U.S. Classification604/387, 2/403, 604/385.01, 450/81, 2/1, 604/358
International ClassificationA61F13/15
Cooperative ClassificationA61F13/15268, A61F13/45
European ClassificationA61F13/45, A61F13/15J6
Legal Events
DateCodeEventDescription
Aug 14, 2012FPExpired due to failure to pay maintenance fee
Effective date: 20120627
Jun 27, 2012LAPSLapse for failure to pay maintenance fees
Feb 6, 2012REMIMaintenance fee reminder mailed
Dec 20, 2007FPAYFee payment
Year of fee payment: 8
Jan 28, 2004REMIMaintenance fee reminder mailed
Jan 14, 2004FPAYFee payment
Year of fee payment: 4

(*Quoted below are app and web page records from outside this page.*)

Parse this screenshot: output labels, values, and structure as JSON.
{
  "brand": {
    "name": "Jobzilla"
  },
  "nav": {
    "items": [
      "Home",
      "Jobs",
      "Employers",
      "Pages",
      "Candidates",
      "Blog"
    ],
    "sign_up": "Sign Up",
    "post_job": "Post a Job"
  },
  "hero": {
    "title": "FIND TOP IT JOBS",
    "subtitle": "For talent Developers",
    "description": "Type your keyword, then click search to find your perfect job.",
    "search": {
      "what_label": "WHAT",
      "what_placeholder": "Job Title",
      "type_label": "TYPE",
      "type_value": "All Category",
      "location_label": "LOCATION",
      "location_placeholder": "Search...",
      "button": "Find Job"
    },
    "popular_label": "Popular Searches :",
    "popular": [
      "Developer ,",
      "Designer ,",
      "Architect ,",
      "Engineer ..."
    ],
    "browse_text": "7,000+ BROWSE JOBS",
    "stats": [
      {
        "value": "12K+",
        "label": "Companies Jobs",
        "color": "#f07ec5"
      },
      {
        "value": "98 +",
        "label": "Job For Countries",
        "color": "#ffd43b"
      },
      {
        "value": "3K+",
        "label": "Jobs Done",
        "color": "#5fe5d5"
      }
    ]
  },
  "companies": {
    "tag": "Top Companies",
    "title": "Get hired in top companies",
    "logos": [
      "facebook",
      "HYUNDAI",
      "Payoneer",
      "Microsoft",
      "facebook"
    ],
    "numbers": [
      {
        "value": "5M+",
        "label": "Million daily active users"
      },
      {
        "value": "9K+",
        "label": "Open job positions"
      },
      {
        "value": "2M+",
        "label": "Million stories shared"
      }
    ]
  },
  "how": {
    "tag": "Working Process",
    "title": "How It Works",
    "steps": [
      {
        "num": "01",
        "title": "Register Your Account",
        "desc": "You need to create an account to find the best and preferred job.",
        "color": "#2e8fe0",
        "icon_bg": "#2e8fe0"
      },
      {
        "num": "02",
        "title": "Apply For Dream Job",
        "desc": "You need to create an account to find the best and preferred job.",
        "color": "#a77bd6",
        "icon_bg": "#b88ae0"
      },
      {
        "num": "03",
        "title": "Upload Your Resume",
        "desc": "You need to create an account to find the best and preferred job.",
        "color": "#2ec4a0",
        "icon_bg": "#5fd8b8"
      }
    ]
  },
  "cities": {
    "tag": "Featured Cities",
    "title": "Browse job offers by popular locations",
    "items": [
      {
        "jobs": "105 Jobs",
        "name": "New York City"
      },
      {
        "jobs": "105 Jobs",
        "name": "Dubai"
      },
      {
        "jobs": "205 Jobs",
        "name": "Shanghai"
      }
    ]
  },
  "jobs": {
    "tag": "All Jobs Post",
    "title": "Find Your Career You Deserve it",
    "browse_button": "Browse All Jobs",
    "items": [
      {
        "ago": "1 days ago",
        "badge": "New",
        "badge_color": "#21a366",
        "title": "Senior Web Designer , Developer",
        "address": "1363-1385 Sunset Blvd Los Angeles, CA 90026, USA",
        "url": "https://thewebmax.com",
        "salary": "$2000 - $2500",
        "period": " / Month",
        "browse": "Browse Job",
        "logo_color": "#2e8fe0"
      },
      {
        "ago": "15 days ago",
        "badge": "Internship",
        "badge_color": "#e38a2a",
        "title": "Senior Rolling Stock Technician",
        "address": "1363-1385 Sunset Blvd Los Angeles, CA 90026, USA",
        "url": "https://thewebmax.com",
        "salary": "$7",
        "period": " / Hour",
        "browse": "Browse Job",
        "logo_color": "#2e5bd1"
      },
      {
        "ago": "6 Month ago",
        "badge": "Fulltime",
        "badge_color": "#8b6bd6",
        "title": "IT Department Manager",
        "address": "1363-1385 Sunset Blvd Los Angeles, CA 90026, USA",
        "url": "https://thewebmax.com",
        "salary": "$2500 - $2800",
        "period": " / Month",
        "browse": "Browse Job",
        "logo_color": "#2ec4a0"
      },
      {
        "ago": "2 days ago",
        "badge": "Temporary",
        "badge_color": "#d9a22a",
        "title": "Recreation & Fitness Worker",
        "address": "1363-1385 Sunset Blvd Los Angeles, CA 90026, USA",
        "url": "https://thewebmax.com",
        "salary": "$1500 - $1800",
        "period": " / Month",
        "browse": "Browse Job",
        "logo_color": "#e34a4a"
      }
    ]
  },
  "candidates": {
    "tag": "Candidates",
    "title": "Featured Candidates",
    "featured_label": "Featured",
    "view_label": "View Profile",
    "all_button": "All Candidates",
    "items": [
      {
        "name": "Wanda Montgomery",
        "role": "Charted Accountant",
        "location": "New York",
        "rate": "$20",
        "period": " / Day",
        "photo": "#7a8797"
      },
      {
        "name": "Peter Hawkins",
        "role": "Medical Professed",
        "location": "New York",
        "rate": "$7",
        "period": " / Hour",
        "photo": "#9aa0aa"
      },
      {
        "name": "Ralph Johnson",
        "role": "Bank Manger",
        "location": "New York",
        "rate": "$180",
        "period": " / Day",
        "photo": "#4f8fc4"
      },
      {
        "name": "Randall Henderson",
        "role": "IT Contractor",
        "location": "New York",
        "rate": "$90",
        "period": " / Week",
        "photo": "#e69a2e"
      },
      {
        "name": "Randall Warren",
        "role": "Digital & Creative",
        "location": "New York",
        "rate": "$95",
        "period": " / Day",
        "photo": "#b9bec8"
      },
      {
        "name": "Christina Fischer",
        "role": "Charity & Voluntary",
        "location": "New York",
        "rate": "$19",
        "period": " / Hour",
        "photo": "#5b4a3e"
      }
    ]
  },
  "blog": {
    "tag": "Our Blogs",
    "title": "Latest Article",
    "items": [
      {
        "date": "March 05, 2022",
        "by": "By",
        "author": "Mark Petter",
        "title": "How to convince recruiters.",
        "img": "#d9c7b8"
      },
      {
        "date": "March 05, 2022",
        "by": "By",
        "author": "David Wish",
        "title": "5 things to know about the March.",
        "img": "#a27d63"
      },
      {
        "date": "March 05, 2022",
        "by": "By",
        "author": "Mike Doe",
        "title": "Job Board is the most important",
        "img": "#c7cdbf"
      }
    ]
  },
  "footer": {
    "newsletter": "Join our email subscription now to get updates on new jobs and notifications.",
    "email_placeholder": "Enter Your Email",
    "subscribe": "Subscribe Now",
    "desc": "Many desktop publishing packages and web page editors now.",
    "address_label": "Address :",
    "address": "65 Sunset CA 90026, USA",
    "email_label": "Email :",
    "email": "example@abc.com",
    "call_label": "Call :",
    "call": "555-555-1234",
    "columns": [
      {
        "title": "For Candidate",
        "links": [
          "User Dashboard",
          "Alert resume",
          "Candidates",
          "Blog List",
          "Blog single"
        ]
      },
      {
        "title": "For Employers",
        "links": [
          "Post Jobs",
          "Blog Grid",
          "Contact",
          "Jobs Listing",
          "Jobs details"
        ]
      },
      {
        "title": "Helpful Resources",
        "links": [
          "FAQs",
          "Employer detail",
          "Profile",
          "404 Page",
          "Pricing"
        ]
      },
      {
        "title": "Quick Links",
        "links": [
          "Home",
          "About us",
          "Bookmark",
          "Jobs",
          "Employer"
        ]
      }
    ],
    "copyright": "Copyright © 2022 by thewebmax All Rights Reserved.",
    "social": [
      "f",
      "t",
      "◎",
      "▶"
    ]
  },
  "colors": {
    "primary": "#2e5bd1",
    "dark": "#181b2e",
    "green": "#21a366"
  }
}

Jan 14, 2004SULPSurcharge for late payment